In many cases, fuel used for field operations is impacted more by how the equipment is operated rather than how new the equipment is. Field measurements by Iowa State University (ISU) showed a 25% reduction in fuel use for lighter drawbar loads by reducing engine speed and shifting to a higher transmission gear (“shift-up, throttle-back” technique). Tractors used in field operations often require less than 100% of available tractor power, making this a useful strategy. Those using onboard “cruise control” systems on some newer tractors, which automatically adjust engine and transmission speed for a specific drawbar load at a given travel speed, already are using this technique and may have noticed reduced engine rotations per minute (rpm) relative to what they previously used with a manual transmission.

Energy required for tilling is directly related to tillage depth. The same ISU field study measured 28% less fuel use when shallower tillage depth settings were used with the same implement. Tilling no deeper than a desired depth to loosen soil and break up compaction saves fuel as well as time and wear on equipment.

More importantly, skipping an unnecessary tillage trip saves 100% of the fuel required for that field operation. Row crop farmers need to plant, harvest and control weeds (usually by spraying). The number and depth of tillage operations varies with operator and field conditions, and in some cases may be optional (e.g., using a strip-till or even no-till system). Approximately 2 to 2.5 gallons per acre of diesel is required to plant, spray and harvest corn grain and soybeans, but an additional 2 to 3 gallons per acre may be used for tillage operations (Figure 1).
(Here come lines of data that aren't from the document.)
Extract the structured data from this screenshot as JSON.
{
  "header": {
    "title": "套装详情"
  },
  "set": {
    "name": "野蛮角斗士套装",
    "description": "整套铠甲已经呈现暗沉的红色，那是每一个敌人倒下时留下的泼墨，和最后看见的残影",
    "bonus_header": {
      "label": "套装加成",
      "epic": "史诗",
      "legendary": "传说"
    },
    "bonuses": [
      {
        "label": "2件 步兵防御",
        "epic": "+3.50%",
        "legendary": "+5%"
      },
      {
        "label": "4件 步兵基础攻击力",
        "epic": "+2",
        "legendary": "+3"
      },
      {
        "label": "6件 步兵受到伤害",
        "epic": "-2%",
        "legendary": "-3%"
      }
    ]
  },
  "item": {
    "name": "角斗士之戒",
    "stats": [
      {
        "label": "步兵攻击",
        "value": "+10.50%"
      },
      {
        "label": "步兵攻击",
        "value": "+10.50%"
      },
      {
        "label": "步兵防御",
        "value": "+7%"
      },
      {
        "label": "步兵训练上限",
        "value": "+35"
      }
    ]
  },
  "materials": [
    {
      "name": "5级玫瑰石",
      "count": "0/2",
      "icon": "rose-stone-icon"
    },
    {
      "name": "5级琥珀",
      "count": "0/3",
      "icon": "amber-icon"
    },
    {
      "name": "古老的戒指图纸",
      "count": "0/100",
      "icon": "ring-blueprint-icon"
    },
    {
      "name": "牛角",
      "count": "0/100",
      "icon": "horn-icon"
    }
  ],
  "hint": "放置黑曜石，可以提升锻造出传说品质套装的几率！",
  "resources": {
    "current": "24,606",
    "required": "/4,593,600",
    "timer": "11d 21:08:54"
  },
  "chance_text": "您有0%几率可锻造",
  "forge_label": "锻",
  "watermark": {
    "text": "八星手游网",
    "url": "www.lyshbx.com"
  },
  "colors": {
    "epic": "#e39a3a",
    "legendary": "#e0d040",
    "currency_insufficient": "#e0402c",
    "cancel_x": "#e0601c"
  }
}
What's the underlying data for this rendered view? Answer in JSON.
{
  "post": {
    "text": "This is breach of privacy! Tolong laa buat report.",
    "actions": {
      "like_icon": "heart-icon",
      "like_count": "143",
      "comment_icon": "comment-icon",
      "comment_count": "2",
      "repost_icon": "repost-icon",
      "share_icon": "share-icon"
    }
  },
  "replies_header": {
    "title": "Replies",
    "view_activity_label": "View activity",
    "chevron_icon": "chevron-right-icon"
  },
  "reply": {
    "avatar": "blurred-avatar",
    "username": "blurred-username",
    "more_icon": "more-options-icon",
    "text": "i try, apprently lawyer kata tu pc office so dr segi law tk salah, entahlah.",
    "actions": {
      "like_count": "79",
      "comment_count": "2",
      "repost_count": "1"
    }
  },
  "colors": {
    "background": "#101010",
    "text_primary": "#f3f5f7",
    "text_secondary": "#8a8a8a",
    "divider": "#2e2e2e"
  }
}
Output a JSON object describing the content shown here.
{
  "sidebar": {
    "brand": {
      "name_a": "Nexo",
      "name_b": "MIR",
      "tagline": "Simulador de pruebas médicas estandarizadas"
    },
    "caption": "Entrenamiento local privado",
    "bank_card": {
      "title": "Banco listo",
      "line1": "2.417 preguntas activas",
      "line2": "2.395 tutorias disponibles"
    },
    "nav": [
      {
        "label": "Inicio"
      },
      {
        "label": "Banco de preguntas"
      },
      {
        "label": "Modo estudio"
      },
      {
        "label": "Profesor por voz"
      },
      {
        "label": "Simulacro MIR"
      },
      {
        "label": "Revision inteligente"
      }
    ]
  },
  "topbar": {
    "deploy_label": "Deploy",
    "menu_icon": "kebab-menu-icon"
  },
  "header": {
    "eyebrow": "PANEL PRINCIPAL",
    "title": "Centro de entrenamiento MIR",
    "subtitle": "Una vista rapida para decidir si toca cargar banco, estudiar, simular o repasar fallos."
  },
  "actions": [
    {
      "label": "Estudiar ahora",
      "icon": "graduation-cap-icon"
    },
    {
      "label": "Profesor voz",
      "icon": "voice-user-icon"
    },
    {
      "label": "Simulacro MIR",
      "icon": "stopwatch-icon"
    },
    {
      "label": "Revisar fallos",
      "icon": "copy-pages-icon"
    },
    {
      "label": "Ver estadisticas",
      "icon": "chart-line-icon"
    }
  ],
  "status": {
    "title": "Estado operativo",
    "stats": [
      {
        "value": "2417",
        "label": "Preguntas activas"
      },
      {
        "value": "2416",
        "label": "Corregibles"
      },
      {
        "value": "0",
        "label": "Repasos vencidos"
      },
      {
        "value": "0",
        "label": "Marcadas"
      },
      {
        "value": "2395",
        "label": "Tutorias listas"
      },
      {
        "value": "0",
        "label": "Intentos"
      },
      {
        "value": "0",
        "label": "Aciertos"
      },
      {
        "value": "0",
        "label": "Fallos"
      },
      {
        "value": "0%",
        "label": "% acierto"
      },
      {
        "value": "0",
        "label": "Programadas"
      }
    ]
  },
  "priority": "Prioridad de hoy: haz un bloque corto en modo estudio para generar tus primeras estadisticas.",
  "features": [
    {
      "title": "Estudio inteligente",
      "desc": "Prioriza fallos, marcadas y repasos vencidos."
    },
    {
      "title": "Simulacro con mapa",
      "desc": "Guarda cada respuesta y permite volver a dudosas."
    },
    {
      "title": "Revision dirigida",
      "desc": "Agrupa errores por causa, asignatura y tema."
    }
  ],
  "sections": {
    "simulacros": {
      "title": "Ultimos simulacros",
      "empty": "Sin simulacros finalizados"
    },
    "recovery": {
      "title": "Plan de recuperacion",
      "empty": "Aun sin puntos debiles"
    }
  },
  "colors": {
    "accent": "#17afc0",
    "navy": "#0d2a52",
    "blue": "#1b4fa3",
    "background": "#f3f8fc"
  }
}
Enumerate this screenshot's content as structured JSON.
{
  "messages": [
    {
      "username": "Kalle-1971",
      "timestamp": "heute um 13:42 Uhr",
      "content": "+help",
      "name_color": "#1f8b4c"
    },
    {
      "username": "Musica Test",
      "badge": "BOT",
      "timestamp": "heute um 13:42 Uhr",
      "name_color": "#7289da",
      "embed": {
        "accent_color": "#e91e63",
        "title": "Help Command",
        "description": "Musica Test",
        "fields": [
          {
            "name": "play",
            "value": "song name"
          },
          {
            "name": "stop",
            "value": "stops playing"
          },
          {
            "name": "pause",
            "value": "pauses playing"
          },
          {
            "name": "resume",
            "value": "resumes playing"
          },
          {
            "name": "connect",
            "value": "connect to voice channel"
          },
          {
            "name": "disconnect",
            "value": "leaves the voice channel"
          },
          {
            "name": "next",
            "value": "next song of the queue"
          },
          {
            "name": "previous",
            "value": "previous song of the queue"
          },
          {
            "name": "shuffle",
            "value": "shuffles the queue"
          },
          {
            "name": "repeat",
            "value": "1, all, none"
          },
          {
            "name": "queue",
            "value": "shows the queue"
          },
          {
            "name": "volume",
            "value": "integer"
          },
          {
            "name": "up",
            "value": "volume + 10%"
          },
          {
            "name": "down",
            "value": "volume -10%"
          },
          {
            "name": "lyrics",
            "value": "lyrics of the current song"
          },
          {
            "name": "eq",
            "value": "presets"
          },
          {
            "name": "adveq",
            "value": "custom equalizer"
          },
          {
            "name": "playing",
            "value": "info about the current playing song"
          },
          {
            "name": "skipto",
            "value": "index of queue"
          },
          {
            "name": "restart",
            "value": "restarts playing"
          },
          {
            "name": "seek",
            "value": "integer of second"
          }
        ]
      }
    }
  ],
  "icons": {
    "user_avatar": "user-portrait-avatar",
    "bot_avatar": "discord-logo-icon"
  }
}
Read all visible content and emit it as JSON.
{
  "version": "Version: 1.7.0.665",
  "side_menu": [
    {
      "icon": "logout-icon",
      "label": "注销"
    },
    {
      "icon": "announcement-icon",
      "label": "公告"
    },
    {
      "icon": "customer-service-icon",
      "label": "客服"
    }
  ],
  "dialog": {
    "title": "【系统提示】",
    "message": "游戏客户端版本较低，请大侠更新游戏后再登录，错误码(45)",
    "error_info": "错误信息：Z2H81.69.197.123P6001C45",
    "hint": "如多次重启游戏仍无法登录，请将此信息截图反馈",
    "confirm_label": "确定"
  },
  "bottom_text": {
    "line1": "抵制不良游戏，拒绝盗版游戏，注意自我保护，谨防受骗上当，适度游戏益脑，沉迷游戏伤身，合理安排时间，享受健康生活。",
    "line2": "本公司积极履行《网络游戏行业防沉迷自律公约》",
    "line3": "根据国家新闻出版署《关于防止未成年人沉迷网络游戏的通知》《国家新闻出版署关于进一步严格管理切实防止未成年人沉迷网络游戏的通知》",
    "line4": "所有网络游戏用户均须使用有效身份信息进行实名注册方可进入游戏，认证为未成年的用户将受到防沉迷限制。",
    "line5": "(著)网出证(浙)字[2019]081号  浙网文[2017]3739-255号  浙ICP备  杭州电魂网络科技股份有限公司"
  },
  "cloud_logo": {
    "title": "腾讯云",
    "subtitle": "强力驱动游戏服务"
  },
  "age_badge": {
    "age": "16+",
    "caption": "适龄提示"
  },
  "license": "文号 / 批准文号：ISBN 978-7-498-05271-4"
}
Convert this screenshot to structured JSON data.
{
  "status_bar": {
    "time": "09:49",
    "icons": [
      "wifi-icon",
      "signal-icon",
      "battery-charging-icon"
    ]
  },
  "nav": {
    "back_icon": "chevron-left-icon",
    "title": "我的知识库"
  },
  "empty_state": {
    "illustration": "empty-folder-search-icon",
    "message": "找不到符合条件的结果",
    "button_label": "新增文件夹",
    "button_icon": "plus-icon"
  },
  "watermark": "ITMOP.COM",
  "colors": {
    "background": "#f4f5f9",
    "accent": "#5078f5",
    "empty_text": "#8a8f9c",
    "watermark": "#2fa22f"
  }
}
Fuel used for various operations in row crop production

The number of field passes made may also be reduced by making sure equipment such as planters, seeders and applicators (fertilizer and pesticide) are appropriately calibrated to avoid the need for a second pass for replanting or reapplication. Consider combining field passes such as applying fertilizer with a tillage or planting operation.

A major energy requirement of wet forage harvest is cutting of stalks, stems and other plant material. Keeping knives sharp and in close tolerance with shear bars improves fuel efficiency. Cut forage pieces only as short as needed for good packing. Because balers require maintaining tractor engine speed for specific power take-off (PTO) shaft speed, the shift-up, throttle-back technique is not an option when using this or other PTO-operated equipment such as a manure spreader (unless PTO speed can be decoupled from engine speed).

Simply adhering to good air and fuel filter maintenance and staying on a filter replacement schedule for an engine can add 3% to 4% fuel savings. For livestock producers and others using tractors during cold weather, an engine block heater is often manually plugged in overnight. A low-cost timer with adequate current capacity for the engine heater (e.g., timers used for swimming pool pumps) can be used to warm the engine for just a couple of hours before start-up, paying for itself in two months or less depending on heater size and amount of time used.

When purchasing a new or used tractor, use Organization for Economic Cooperation and Development (OECD or “Nebraska”) tractor tests to help compare fuel economy (see Iowa State University Extension bulletin Fuel efficiency factors for tractor selection, PM 2089O, for details). Newer technology, such as the use of autosteering to avoid swath overlap, can help avoid excessive passes in the field.

In summary, when possible, take advantage of the fuel efficiency of newer equipment. Keep in mind, however, that how the equipment is operated and maintained makes more difference in most cases than age of equipment. Most fuel savings are still more closely related to the way the tractor is used (e.g., engine speed, gear combination; tillage depth; maintenance etc.) rather than tractor age. Although fuel is not the most costly input for crop production, it is often the easiest input to manage by reducing its use to improve profit margins.  end mark

Mark Hanna is a agricultural engineer at Iowa State University Extension (retired) Email Mark Hanna